[What the exercise asks]
Each entry is to be retyped exactly as it stands.

=== Begin Enclosure ===

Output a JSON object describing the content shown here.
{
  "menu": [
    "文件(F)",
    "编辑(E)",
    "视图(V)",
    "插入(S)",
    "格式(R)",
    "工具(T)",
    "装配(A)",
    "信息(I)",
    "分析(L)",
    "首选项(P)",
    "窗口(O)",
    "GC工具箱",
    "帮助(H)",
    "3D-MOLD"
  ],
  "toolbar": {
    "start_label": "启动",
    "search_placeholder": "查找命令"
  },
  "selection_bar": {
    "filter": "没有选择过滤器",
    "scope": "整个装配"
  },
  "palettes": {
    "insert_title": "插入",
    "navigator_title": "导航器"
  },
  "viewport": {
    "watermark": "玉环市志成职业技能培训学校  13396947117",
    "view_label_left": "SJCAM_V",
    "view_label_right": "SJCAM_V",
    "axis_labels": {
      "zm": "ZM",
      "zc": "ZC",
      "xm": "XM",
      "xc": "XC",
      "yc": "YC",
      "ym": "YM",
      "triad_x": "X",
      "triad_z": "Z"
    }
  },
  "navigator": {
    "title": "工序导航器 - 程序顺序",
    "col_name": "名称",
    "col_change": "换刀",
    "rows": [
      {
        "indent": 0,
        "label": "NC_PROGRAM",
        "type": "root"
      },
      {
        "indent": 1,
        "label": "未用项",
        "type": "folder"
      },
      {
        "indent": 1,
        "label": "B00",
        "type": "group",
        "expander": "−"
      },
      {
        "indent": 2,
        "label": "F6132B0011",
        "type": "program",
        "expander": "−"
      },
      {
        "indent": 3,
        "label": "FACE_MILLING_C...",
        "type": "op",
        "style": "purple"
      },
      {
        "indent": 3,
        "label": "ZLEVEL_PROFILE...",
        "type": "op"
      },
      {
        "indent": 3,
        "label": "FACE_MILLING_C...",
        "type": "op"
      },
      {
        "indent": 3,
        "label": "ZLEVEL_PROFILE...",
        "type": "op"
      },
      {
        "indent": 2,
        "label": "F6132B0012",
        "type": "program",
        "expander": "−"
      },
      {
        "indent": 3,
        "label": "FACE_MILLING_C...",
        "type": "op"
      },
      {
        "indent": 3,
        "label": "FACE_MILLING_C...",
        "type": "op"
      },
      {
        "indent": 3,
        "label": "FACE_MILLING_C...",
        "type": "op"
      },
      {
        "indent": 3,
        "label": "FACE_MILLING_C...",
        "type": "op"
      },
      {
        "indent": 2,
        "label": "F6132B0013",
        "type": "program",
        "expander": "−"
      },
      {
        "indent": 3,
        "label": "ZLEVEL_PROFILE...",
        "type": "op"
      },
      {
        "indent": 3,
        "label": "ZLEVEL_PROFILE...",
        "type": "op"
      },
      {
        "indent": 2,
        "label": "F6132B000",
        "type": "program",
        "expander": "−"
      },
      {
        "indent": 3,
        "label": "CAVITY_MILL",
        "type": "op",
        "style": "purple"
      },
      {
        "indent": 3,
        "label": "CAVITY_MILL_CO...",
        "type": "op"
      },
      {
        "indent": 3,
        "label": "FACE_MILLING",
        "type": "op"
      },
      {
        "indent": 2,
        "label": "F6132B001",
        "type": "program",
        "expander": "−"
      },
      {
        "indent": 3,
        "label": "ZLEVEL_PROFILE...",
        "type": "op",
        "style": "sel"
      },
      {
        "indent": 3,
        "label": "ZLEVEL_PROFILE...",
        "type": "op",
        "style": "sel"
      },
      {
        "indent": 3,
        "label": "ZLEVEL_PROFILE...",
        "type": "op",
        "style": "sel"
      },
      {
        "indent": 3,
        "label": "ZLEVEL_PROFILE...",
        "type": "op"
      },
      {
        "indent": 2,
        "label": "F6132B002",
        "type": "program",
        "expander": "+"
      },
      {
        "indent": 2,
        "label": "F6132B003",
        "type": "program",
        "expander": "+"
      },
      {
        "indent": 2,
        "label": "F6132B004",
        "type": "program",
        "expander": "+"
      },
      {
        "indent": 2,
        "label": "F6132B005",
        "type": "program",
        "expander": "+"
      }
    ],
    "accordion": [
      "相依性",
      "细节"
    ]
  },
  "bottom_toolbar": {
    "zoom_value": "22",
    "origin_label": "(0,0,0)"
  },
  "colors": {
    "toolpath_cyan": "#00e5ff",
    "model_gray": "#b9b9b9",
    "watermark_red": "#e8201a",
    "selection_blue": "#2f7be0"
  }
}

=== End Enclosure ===

[Response below]
Output a JSON object describing the content shown here.
{
  "menu": [
    "文件(F)",
    "编辑(E)",
    "视图(V)",
    "插入(S)",
    "格式(R)",
    "工具(T)",
    "装配(A)",
    "信息(I)",
    "分析(L)",
    "首选项(P)",
    "窗口(O)",
    "GC工具箱",
    "帮助(H)",
    "3D-MOLD"
  ],
  "toolbar": {
    "start_label": "启动",
    "search_placeholder": "查找命令"
  },
  "selection_bar": {
    "filter": "没有选择过滤器",
    "scope": "整个装配"
  },
  "palettes": {
    "insert_title": "插入",
    "navigator_title": "导航器"
  },
  "viewport": {
    "watermark": "玉环市志成职业技能培训学校  13396947117",
    "view_label_left": "SJCAM_V",
    "view_label_right": "SJCAM_V",
    "axis_labels": {
      "zm": "ZM",
      "zc": "ZC",
      "xm": "XM",
      "xc": "XC",
      "yc": "YC",
      "ym": "YM",
      "triad_x": "X",
      "triad_z": "Z"
    }
  },
  "navigator": {
    "title": "工序导航器 - 程序顺序",
    "col_name": "名称",
    "col_change": "换刀",
    "rows": [
      {
        "indent": 0,
        "label": "NC_PROGRAM",
        "type": "root"
      },
      {
        "indent": 1,
        "label": "未用项",
        "type": "folder"
      },
      {
        "indent": 1,
        "label": "B00",
        "type": "group",
        "expander": "−"
      },
      {
        "indent": 2,
        "label": "F6132B0011",
        "type": "program",
        "expander": "−"
      },
      {
        "indent": 3,
        "label": "FACE_MILLING_C...",
        "type": "op",
        "style": "purple"
      },
      {
        "indent": 3,
        "label": "ZLEVEL_PROFILE...",
        "type": "op"
      },
      {
        "indent": 3,
        "label": "FACE_MILLING_C...",
        "type": "op"
      },
      {
        "indent": 3,
        "label": "ZLEVEL_PROFILE...",
        "type": "op"
      },
      {
        "indent": 2,
        "label": "F6132B0012",
        "type": "program",
        "expander": "−"
      },
      {
        "indent": 3,
        "label": "FACE_MILLING_C...",
        "type": "op"
      },
      {
        "indent": 3,
        "label": "FACE_MILLING_C...",
        "type": "op"
      },
      {
        "indent": 3,
        "label": "FACE_MILLING_C...",
        "type": "op"
      },
      {
        "indent": 3,
        "label": "FACE_MILLING_C...",
        "type": "op"
      },
      {
        "indent": 2,
        "label": "F6132B0013",
        "type": "program",
        "expander": "−"
      },
      {
        "indent": 3,
        "label": "ZLEVEL_PROFILE...",
        "type": "op"
      },
      {
        "indent": 3,
        "label": "ZLEVEL_PROFILE...",
        "type": "op"
      },
      {
        "indent": 2,
        "label": "F6132B000",
        "type": "program",
        "expander": "−"
      },
      {
        "indent": 3,
        "label": "CAVITY_MILL",
        "type": "op",
        "style": "purple"
      },
      {
        "indent": 3,
        "label": "CAVITY_MILL_CO...",
        "type": "op"
      },
      {
        "indent": 3,
        "label": "FACE_MILLING",
        "type": "op"
      },
      {
        "indent": 2,
        "label": "F6132B001",
        "type": "program",
        "expander": "−"
      },
      {
        "indent": 3,
        "label": "ZLEVEL_PROFILE...",
        "type": "op",
        "style": "sel"
      },
      {
        "indent": 3,
        "label": "ZLEVEL_PROFILE...",
        "type": "op",
        "style": "sel"
      },
      {
        "indent": 3,
        "label": "ZLEVEL_PROFILE...",
        "type": "op",
        "style": "sel"
      },
      {
        "indent": 3,
        "label": "ZLEVEL_PROFILE...",
        "type": "op"
      },
      {
        "indent": 2,
        "label": "F6132B002",
        "type": "program",
        "expander": "+"
      },
      {
        "indent": 2,
        "label": "F6132B003",
        "type": "program",
        "expander": "+"
      },
      {
        "indent": 2,
        "label": "F6132B004",
        "type": "program",
        "expander": "+"
      },
      {
        "indent": 2,
        "label": "F6132B005",
        "type": "program",
        "expander": "+"
      }
    ],
    "accordion": [
      "相依性",
      "细节"
    ]
  },
  "bottom_toolbar": {
    "zoom_value": "22",
    "origin_label": "(0,0,0)"
  },
  "colors": {
    "toolpath_cyan": "#00e5ff",
    "model_gray": "#b9b9b9",
    "watermark_red": "#e8201a",
    "selection_blue": "#2f7be0"
  }
}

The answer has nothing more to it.